■ **Source records**:
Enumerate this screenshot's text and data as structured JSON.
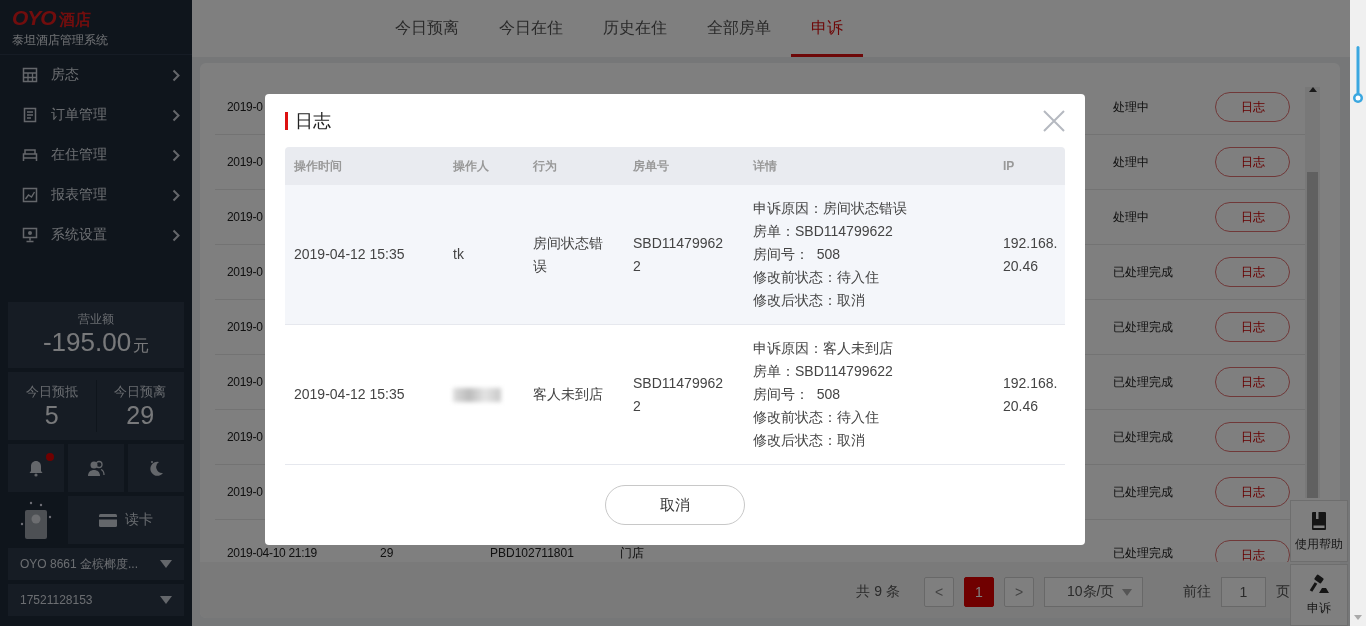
{
  "sidebar": {
    "logo": "OYO",
    "logo_suffix": "酒店",
    "system_name": "泰坦酒店管理系统",
    "menu": [
      {
        "label": "房态",
        "kind": "grid"
      },
      {
        "label": "订单管理",
        "kind": "doc"
      },
      {
        "label": "在住管理",
        "kind": "bed"
      },
      {
        "label": "报表管理",
        "kind": "chart"
      },
      {
        "label": "系统设置",
        "kind": "monitor"
      }
    ],
    "revenue": {
      "label": "营业额",
      "amount": "-195.00",
      "unit": "元"
    },
    "stats": [
      {
        "label": "今日预抵",
        "value": "5"
      },
      {
        "label": "今日预离",
        "value": "29"
      }
    ],
    "quick_actions": [
      {
        "kind": "bell",
        "badge": true
      },
      {
        "kind": "users",
        "badge": false
      },
      {
        "kind": "moon",
        "badge": false
      }
    ],
    "card_reader": {
      "label": "读卡"
    },
    "selects": [
      {
        "value": "OYO 8661 金槟榔度..."
      },
      {
        "value": "17521128153"
      }
    ]
  },
  "tabs": [
    {
      "label": "今日预离",
      "selected": false
    },
    {
      "label": "今日在住",
      "selected": false
    },
    {
      "label": "历史在住",
      "selected": false
    },
    {
      "label": "全部房单",
      "selected": false
    },
    {
      "label": "申诉",
      "selected": true
    }
  ],
  "table": {
    "rows": [
      {
        "column_1": "2019-0",
        "status": "处理中",
        "action": "日志"
      },
      {
        "column_1": "2019-0",
        "status": "处理中",
        "action": "日志"
      },
      {
        "column_1": "2019-0",
        "status": "处理中",
        "action": "日志"
      },
      {
        "column_1": "2019-0",
        "status": "已处理完成",
        "action": "日志"
      },
      {
        "column_1": "2019-0",
        "status": "已处理完成",
        "action": "日志"
      },
      {
        "column_1": "2019-0",
        "status": "已处理完成",
        "action": "日志"
      },
      {
        "column_1": "2019-0",
        "status": "已处理完成",
        "action": "日志"
      },
      {
        "column_1": "2019-0",
        "status": "已处理完成",
        "action": "日志"
      },
      {
        "column_1": "2019-04-10 21:19",
        "column_2": "29",
        "column_3": "PBD102711801",
        "column_4": "门店",
        "status": "已处理完成",
        "action": "日志"
      }
    ]
  },
  "pagination": {
    "total": "共 9 条",
    "prev": "<",
    "pages": [
      {
        "label": "1",
        "selected": true
      }
    ],
    "next": ">",
    "page_size": "10条/页",
    "goto_label": "前往",
    "goto_value": "1",
    "goto_suffix": "页"
  },
  "help_dock": [
    {
      "label": "使用帮助",
      "kind": "book"
    },
    {
      "label": "申诉",
      "kind": "gavel"
    }
  ],
  "dialog": {
    "title": "日志",
    "columns": [
      "操作时间",
      "操作人",
      "行为",
      "房单号",
      "详情",
      "IP"
    ],
    "rows": [
      {
        "time": "2019-04-12 15:35",
        "operator": "tk",
        "operator_blurred": false,
        "action": "房间状态错误",
        "order_no": "SBD114799622",
        "details": [
          "申诉原因：房间状态错误",
          "房单：SBD114799622",
          "房间号：  508",
          "修改前状态：待入住",
          "修改后状态：取消"
        ],
        "ip": "192.168.20.46"
      },
      {
        "time": "2019-04-12 15:35",
        "operator_blurred": true,
        "action": "客人未到店",
        "order_no": "SBD114799622",
        "details": [
          "申诉原因：客人未到店",
          "房单：SBD114799622",
          "房间号：  508",
          "修改前状态：待入住",
          "修改后状态：取消"
        ],
        "ip": "192.168.20.46"
      }
    ],
    "cancel": "取消"
  }
}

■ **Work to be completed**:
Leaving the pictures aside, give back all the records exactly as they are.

■ **Response**:
Enumerate this screenshot's text and data as structured JSON.
{
  "sidebar": {
    "logo": "OYO",
    "logo_suffix": "酒店",
    "system_name": "泰坦酒店管理系统",
    "menu": [
      {
        "label": "房态",
        "kind": "grid"
      },
      {
        "label": "订单管理",
        "kind": "doc"
      },
      {
        "label": "在住管理",
        "kind": "bed"
      },
      {
        "label": "报表管理",
        "kind": "chart"
      },
      {
        "label": "系统设置",
        "kind": "monitor"
      }
    ],
    "revenue": {
      "label": "营业额",
      "amount": "-195.00",
      "unit": "元"
    },
    "stats": [
      {
        "label": "今日预抵",
        "value": "5"
      },
      {
        "label": "今日预离",
        "value": "29"
      }
    ],
    "quick_actions": [
      {
        "kind": "bell",
        "badge": true
      },
      {
        "kind": "users",
        "badge": false
      },
      {
        "kind": "moon",
        "badge": false
      }
    ],
    "card_reader": {
      "label": "读卡"
    },
    "selects": [
      {
        "value": "OYO 8661 金槟榔度..."
      },
      {
        "value": "17521128153"
      }
    ]
  },
  "tabs": [
    {
      "label": "今日预离",
      "selected": false
    },
    {
      "label": "今日在住",
      "selected": false
    },
    {
      "label": "历史在住",
      "selected": false
    },
    {
      "label": "全部房单",
      "selected": false
    },
    {
      "label": "申诉",
      "selected": true
    }
  ],
  "table": {
    "rows": [
      {
        "column_1": "2019-0",
        "status": "处理中",
        "action": "日志"
      },
      {
        "column_1": "2019-0",
        "status": "处理中",
        "action": "日志"
      },
      {
        "column_1": "2019-0",
        "status": "处理中",
        "action": "日志"
      },
      {
        "column_1": "2019-0",
        "status": "已处理完成",
        "action": "日志"
      },
      {
        "column_1": "2019-0",
        "status": "已处理完成",
        "action": "日志"
      },
      {
        "column_1": "2019-0",
        "status": "已处理完成",
        "action": "日志"
      },
      {
        "column_1": "2019-0",
        "status": "已处理完成",
        "action": "日志"
      },
      {
        "column_1": "2019-0",
        "status": "已处理完成",
        "action": "日志"
      },
      {
        "column_1": "2019-04-10 21:19",
        "column_2": "29",
        "column_3": "PBD102711801",
        "column_4": "门店",
        "status": "已处理完成",
        "action": "日志"
      }
    ]
  },
  "pagination": {
    "total": "共 9 条",
    "prev": "<",
    "pages": [
      {
        "label": "1",
        "selected": true
      }
    ],
    "next": ">",
    "page_size": "10条/页",
    "goto_label": "前往",
    "goto_value": "1",
    "goto_suffix": "页"
  },
  "help_dock": [
    {
      "label": "使用帮助",
      "kind": "book"
    },
    {
      "label": "申诉",
      "kind": "gavel"
    }
  ],
  "dialog": {
    "title": "日志",
    "columns": [
      "操作时间",
      "操作人",
      "行为",
      "房单号",
      "详情",
      "IP"
    ],
    "rows": [
      {
        "time": "2019-04-12 15:35",
        "operator": "tk",
        "operator_blurred": false,
        "action": "房间状态错误",
        "order_no": "SBD114799622",
        "details": [
          "申诉原因：房间状态错误",
          "房单：SBD114799622",
          "房间号：  508",
          "修改前状态：待入住",
          "修改后状态：取消"
        ],
        "ip": "192.168.20.46"
      },
      {
        "time": "2019-04-12 15:35",
        "operator_blurred": true,
        "action": "客人未到店",
        "order_no": "SBD114799622",
        "details": [
          "申诉原因：客人未到店",
          "房单：SBD114799622",
          "房间号：  508",
          "修改前状态：待入住",
          "修改后状态：取消"
        ],
        "ip": "192.168.20.46"
      }
    ],
    "cancel": "取消"
  }
}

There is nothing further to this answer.